JERUSALEM (AP) -- Deep in a 2,000-year-old tunnel system outside Jerusalem, a young woman unearthed a rare oil lamp used in ancient rituals during an archaeological dig.
For Abby Krewson, the discovery is especially gratifying: Krewson is a 10th-grader from Philadelphia participating in a "dig for a day" archaeological experience with her family and a Bible college group.
"I didn't expect to find something like that, so it's very exciting," Krewson said.
Tourists like Krewson pay $25 to spend the day working in ancient tunnels in Israel's Bet Guvrin National Park, about 20 miles southwest of Jerusalem.

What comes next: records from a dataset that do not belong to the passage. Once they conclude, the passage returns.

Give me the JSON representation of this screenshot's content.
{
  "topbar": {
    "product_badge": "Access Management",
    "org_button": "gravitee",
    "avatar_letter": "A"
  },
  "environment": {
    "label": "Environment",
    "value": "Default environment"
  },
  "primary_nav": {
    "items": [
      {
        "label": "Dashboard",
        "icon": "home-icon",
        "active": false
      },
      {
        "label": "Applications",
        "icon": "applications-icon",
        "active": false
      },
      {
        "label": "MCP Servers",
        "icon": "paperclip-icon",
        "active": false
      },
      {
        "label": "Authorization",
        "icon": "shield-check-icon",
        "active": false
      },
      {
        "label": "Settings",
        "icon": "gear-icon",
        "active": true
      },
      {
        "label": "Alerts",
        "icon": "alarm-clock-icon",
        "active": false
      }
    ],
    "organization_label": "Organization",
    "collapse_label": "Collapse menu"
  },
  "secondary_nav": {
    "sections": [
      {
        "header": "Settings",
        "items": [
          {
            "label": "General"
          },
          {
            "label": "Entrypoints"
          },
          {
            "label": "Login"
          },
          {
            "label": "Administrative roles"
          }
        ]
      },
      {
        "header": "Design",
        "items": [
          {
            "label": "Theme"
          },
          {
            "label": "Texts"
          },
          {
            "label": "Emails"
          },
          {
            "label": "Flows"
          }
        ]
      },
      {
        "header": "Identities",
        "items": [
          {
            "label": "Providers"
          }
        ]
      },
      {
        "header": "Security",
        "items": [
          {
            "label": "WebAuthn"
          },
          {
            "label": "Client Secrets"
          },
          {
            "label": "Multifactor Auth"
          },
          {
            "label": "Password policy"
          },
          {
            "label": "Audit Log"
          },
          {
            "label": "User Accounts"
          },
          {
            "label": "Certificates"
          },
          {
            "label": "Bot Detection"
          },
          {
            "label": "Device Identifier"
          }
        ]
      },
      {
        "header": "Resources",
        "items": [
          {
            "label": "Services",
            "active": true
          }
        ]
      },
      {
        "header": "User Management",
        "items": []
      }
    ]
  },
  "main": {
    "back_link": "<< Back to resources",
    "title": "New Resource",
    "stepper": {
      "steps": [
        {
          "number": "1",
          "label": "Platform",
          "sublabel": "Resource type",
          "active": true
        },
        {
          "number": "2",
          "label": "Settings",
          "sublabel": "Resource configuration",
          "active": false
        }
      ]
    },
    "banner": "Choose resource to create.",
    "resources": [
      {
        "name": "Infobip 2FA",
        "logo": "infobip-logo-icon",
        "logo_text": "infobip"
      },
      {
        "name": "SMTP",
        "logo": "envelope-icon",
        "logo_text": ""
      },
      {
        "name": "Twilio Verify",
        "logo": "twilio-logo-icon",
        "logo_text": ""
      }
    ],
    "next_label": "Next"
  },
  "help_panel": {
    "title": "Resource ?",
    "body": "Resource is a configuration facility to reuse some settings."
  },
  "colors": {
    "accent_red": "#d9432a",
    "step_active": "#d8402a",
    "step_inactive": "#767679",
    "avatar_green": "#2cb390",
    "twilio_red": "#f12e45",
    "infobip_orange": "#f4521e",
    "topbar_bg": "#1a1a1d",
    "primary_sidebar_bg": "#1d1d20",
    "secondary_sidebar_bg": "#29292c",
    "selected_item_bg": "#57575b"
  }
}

Participants do the dirty work, digging and sifting through the ruins, while their fees underwrite the more difficult parts of archaeological work: washing pottery shards, logging finds and publishing papers in academic journals.